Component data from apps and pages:
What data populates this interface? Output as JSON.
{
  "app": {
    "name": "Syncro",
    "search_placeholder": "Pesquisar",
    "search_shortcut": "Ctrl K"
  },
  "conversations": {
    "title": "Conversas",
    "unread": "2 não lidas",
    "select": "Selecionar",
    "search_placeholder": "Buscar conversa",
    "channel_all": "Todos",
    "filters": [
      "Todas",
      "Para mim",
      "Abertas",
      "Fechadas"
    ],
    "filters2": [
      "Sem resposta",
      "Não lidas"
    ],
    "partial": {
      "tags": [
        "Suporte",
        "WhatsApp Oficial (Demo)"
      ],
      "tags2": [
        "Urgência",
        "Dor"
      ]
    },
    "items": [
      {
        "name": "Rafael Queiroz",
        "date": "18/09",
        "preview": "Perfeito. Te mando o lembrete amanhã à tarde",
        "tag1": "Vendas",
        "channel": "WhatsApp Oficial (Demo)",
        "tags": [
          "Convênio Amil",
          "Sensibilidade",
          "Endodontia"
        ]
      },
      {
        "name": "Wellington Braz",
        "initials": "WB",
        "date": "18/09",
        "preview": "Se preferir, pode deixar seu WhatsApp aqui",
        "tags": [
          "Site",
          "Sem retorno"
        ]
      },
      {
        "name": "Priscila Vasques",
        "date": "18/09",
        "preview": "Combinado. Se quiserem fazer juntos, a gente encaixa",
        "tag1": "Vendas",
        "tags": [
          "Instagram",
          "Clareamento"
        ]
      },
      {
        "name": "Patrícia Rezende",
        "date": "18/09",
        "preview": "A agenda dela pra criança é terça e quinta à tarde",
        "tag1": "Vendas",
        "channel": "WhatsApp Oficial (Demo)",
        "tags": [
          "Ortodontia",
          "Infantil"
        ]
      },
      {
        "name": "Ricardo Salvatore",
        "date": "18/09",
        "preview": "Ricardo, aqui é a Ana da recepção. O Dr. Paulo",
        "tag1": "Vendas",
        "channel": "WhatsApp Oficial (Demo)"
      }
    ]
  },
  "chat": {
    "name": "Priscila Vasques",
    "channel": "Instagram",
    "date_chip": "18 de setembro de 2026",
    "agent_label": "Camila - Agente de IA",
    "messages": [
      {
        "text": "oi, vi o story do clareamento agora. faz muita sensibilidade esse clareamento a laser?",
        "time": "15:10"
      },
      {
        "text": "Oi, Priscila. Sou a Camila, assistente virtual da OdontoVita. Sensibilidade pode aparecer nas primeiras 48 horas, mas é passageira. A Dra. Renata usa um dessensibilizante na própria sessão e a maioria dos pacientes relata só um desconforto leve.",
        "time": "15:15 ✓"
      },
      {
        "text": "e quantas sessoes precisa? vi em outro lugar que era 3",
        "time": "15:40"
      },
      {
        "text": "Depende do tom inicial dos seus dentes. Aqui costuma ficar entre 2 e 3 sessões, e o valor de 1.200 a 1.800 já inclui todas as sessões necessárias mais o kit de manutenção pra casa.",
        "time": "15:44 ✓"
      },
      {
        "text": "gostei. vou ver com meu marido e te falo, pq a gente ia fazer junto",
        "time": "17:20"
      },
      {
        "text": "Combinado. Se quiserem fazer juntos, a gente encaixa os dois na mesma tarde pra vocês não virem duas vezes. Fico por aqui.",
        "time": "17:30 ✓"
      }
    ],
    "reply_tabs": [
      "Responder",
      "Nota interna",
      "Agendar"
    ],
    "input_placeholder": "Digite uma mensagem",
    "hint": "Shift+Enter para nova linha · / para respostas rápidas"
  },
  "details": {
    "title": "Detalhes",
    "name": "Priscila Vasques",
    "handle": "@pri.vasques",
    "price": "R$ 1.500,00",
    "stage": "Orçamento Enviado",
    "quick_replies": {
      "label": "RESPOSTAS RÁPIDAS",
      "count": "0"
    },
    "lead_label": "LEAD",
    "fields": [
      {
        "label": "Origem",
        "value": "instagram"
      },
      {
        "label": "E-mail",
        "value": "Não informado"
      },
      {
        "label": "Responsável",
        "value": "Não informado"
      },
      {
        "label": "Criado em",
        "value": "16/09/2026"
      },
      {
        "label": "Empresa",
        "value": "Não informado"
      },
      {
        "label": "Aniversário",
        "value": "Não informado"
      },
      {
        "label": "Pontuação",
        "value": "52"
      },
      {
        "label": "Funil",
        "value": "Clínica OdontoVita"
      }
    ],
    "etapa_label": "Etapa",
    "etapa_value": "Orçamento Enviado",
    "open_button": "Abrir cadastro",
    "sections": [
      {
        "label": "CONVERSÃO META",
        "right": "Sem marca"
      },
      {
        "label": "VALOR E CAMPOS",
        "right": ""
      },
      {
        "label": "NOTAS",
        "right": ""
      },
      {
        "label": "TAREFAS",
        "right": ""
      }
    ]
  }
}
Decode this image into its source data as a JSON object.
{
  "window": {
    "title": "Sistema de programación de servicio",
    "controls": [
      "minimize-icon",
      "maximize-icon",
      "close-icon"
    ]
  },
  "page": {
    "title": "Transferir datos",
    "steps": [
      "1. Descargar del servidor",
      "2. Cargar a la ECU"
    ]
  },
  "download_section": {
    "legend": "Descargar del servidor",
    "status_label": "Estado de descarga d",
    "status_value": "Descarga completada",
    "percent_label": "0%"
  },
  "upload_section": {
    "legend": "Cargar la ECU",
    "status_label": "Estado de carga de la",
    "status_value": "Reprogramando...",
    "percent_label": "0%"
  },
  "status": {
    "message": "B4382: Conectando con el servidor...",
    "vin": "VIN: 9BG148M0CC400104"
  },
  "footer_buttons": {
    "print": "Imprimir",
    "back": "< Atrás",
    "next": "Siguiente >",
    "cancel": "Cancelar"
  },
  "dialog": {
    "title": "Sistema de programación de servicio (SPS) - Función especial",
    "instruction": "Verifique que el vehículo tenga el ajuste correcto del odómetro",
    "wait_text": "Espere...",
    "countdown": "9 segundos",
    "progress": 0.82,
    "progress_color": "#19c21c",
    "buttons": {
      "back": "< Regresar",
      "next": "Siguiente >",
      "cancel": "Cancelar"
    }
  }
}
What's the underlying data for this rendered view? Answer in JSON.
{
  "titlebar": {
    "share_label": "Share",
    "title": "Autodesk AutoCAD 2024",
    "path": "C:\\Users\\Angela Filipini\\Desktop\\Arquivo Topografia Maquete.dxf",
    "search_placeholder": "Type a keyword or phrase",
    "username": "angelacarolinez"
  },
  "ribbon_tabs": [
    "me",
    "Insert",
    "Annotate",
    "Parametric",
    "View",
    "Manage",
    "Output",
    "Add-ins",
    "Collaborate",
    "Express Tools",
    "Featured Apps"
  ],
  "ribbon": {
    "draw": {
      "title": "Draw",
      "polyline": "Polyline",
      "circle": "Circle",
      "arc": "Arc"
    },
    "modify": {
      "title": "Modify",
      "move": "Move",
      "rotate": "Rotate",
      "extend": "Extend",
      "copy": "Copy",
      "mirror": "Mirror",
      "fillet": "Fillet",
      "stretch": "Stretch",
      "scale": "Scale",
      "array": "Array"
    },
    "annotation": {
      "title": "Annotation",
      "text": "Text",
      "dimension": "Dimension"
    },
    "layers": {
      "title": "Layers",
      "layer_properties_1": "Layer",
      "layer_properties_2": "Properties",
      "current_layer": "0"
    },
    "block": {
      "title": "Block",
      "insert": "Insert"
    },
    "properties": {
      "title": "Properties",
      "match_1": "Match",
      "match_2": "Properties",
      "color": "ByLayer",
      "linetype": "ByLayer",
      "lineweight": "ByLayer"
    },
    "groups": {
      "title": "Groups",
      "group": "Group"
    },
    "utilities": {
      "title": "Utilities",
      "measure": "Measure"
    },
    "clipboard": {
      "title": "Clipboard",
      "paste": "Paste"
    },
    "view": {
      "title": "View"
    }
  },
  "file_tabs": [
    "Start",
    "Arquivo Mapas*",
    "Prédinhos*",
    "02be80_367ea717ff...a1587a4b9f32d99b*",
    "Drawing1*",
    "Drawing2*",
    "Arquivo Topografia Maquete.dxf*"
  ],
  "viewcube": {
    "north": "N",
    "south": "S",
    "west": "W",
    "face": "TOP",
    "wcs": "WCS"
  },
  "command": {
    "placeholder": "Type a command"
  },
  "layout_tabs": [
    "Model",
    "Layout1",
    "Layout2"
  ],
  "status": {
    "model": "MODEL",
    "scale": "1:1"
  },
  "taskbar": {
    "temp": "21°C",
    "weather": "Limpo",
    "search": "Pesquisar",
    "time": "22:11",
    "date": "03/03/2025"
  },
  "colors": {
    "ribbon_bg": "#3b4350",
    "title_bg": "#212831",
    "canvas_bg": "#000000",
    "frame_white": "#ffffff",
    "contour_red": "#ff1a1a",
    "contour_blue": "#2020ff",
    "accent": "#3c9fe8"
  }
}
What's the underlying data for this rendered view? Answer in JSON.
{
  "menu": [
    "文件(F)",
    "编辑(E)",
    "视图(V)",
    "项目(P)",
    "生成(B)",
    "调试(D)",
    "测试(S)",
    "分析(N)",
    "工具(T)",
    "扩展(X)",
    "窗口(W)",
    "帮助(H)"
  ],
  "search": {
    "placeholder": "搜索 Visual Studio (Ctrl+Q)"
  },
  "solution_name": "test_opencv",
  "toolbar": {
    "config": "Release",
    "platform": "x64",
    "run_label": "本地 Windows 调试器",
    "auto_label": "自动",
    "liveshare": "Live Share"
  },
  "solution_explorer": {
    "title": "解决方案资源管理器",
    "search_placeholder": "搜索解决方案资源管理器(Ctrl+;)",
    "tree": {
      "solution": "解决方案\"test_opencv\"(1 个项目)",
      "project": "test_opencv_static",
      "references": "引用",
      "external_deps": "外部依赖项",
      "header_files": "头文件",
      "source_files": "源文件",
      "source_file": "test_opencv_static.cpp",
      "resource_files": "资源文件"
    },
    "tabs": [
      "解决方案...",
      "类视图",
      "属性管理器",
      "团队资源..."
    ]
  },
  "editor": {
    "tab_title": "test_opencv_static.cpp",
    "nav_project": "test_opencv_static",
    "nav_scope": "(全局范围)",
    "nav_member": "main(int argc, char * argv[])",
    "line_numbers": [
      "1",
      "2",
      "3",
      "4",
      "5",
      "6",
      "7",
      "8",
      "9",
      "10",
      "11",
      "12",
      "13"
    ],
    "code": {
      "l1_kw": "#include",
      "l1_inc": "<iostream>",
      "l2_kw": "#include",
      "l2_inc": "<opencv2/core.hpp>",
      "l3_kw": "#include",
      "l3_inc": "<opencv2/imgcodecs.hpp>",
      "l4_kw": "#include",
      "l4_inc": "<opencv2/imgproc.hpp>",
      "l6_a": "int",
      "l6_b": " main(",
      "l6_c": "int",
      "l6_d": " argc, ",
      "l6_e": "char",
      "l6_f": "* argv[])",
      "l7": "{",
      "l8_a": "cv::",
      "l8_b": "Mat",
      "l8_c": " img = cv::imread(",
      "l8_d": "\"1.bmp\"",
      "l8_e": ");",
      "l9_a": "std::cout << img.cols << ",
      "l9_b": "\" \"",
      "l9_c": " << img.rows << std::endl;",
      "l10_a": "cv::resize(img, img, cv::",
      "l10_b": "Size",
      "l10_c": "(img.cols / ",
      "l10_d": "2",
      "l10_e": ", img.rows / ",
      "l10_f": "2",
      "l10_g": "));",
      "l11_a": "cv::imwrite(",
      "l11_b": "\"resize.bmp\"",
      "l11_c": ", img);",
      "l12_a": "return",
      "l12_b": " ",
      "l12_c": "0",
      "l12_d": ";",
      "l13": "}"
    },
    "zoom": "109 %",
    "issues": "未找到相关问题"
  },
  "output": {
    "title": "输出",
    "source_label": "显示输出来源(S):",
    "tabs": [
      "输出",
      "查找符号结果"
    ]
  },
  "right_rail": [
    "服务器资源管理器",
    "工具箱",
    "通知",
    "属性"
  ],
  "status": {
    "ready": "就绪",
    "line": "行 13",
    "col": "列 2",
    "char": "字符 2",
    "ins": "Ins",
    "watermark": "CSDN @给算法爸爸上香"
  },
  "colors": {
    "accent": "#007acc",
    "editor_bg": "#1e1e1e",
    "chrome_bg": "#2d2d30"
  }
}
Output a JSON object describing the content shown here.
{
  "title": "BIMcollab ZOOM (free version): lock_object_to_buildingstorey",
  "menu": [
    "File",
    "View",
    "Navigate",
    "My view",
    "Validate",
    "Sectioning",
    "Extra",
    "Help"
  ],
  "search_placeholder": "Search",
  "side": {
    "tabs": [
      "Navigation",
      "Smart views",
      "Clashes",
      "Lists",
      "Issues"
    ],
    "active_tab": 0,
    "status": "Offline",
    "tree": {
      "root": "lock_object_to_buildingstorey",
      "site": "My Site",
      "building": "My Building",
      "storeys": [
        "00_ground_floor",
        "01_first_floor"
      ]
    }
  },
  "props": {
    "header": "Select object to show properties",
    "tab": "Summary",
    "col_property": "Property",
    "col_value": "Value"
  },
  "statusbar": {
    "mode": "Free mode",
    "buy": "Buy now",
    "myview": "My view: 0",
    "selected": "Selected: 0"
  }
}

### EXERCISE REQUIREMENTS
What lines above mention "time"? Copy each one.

### ANSWER FOR THE TASK
        "time": "15:10"
        "time": "15:15 ✓"
        "time": "15:40"
        "time": "15:44 ✓"
        "time": "17:20"
        "time": "17:30 ✓"
    "time": "22:11",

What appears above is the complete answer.